Taxes Still a Great Republican Issue

Dick Morris had a piece in the New York Post saying Obama’s stimulus proposal will hurt the GOP politically.  Only three percent of all federal income tax payments come from the poorest half of the country, and the Obama plan will funnel more than $50 billion to the lowest half of the country, thereby wiping out any remaining federal tax liability.  In most cases, it would trigger a “refund” welfare check.   Morris thinks blue collar Americans will no longer be receptive to the message of tax cuts after the Obama stimulus gets delivered.  I disagree.

Morris is missing the point that the working people pay far more in other government fees and taxes than they do in income taxes.  The Bush tax cuts already took millions of lower income people completely off the tax roll.  Those cuts now make it easier to focus on how much a typical lower or middle income American gets withheld out of every paycheck through payroll and other taxes. The proposed Obama tax credit giveaway probably just covers social security taxes for working people. 

I agree with Morris that GOP-inspired tax revolts of the past have been sparked by blue collar outrage.  It is time to add all the tax and fee deductions from the working person’s paycheck — like payroll tax — then look at applying flat taxes and tax reform to those.

Singapore has another smart twist on this idea.  Rather than providing corporate bailout stimulus to help their economy, the Singaporean government is using tax policy to directly target labor costs.  They reduced the cost of labor for employers by cutting employers’ share of the payroll tax.  I can think of no better way to immediately reduce unemployment.

If you missed it, Art Laffer offers another great counter-view to Morris in a California tax piece at Fox and Hounds.  I encourage everyone to read this piece.  Laffer looks at our progressive tax scheme and concludes government can get the same revenue it is getting now with, you guessed it — lower and flatter taxes that are simply more efficient.   Laffer proposes that aside from sin taxes like cigarette taxes, every state and local tax be abolished. Not cut – eliminated entirely.  That means no local sales taxes, no property taxes, no state gas taxes and no state payroll taxes.  

In their place, Laffer proposes two single-rate flat taxes, one placed on business net sales, and one on personal unadjusted gross income.

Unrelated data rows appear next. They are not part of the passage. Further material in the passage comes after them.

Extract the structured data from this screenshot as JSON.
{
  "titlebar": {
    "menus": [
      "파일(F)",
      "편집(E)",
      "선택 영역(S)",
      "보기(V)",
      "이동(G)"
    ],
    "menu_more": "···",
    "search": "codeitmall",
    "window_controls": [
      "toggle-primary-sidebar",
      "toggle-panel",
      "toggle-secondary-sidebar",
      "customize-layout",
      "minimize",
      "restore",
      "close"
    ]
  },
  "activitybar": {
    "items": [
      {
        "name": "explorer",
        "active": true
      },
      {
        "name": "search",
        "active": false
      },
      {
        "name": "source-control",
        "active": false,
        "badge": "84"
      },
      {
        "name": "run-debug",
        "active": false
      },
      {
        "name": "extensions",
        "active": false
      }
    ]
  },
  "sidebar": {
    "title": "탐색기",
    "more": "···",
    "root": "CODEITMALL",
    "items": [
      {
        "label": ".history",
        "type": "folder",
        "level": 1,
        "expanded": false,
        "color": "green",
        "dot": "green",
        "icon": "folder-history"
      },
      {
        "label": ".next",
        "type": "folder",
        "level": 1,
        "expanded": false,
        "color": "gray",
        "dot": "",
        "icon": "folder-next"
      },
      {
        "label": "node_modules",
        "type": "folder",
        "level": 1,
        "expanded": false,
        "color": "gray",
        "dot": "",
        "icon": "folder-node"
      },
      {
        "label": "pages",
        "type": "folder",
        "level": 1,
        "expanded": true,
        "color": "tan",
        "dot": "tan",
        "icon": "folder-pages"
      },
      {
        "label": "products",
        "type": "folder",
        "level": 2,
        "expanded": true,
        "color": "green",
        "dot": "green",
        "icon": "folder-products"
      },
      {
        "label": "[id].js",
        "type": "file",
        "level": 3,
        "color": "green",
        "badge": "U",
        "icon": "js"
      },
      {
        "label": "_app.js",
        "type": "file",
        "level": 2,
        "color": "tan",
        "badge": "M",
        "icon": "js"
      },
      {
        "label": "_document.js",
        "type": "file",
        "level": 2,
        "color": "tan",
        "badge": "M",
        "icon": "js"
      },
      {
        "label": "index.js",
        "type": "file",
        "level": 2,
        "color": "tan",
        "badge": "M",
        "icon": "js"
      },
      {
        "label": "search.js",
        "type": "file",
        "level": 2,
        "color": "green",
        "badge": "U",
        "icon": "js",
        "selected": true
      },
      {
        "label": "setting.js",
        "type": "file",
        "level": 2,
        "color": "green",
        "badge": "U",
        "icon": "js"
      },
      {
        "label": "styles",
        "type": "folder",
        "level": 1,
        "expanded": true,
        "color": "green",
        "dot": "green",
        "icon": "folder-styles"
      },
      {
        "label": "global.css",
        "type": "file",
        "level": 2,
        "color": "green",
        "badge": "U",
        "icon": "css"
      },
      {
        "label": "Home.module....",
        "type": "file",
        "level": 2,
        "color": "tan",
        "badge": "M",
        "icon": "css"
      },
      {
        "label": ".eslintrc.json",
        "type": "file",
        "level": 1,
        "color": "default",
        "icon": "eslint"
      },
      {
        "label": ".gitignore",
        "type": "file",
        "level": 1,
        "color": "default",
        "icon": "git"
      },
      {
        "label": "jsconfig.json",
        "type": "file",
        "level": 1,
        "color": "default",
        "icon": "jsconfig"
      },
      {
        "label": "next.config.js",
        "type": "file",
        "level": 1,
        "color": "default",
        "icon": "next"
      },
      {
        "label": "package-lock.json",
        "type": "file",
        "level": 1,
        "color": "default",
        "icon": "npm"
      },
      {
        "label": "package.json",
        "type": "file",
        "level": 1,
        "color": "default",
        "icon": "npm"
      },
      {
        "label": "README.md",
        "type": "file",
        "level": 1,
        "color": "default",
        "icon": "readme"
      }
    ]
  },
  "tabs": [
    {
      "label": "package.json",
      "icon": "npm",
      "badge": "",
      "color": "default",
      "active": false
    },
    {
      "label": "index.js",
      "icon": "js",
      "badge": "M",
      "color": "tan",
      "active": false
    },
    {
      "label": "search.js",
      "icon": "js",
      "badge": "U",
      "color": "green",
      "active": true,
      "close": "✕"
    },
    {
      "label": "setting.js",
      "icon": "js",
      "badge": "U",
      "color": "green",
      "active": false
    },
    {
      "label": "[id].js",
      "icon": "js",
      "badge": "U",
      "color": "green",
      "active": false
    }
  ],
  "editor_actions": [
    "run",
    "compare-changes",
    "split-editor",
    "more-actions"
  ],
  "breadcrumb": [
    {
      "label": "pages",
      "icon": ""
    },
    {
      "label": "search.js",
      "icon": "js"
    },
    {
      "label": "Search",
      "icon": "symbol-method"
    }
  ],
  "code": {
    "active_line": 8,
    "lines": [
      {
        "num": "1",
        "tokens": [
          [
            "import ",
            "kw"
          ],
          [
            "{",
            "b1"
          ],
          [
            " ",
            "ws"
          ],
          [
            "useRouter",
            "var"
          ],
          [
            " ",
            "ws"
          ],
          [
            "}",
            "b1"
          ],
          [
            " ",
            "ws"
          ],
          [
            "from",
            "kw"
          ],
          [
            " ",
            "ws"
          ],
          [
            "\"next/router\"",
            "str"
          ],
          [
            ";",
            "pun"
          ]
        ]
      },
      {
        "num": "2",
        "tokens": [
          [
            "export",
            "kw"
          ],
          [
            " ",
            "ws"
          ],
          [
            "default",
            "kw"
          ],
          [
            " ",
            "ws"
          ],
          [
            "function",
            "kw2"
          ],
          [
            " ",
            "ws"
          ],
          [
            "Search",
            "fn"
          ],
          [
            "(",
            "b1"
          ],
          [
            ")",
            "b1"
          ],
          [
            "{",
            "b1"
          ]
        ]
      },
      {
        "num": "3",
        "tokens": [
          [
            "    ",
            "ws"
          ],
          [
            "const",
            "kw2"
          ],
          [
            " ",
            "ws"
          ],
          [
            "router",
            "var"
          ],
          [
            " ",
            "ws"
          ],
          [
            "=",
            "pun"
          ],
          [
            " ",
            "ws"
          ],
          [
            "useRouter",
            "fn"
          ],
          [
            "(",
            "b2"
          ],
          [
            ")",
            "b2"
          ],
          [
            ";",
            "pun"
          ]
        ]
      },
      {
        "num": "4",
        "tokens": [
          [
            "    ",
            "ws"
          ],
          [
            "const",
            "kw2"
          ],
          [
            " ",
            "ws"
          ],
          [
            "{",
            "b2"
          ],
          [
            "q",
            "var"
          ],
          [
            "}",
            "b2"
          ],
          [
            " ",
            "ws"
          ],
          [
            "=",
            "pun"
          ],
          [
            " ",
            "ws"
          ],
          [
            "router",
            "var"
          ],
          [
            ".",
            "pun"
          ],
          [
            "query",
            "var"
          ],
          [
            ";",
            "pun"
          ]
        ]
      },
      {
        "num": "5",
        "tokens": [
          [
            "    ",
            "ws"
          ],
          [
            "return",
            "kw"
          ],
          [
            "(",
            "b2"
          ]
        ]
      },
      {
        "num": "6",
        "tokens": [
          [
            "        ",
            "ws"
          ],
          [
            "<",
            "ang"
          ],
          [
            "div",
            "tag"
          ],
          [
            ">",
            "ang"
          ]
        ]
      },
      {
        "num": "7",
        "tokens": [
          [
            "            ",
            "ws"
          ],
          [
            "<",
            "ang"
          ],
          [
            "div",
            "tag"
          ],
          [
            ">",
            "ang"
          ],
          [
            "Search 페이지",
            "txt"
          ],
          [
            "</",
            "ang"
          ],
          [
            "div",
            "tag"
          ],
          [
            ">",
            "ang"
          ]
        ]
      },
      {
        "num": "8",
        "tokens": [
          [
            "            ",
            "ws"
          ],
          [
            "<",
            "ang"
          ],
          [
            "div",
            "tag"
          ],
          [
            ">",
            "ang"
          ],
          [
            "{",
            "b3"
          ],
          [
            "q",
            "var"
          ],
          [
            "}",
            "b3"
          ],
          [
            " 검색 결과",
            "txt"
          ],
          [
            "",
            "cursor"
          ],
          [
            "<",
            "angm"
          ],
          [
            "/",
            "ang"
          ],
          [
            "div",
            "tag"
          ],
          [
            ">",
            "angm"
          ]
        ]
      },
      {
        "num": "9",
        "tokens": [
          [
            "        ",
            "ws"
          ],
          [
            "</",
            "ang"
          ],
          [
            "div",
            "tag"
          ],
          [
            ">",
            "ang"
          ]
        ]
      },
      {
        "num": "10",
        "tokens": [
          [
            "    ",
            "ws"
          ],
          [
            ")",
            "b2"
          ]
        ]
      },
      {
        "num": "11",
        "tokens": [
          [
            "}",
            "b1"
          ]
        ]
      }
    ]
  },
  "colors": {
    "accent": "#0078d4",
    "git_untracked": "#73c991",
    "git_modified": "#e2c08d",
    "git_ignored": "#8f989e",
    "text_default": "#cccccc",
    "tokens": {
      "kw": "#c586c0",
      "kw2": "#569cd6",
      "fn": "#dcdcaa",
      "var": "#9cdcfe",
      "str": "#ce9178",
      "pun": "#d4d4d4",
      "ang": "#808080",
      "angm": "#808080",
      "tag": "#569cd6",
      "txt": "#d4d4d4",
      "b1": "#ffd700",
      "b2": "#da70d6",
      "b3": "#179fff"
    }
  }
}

He defines a company’s net sales as total sales less purchases from other companies.  No deductions for businesses, and for individuals the only deductions allowed would be home mortgage interest, charitable contributions and rent on one’s primary residence (if the taxpayer is not a homeowner). No income level should be exempt – everybody pays. 

Laffer then calculated (without presuming a supply-side or Laffer Curve effect!) that in order to match current state and local revenues, the tax rate on California business net sales and on personal unadjusted gross income would be less than 6%, and this revenue would be much, much less volatile than our current structure.    

I submit that these chaotic and scary times is producing an atmosphere where voters are as receptive to big change and fresh ideas as they were in the days leading up to Proposition 13.  With leadership and a smart communications strategy, Dick Morris is totally wrong that Obama’s spending spree takes the message of tax cuts away from the GOP.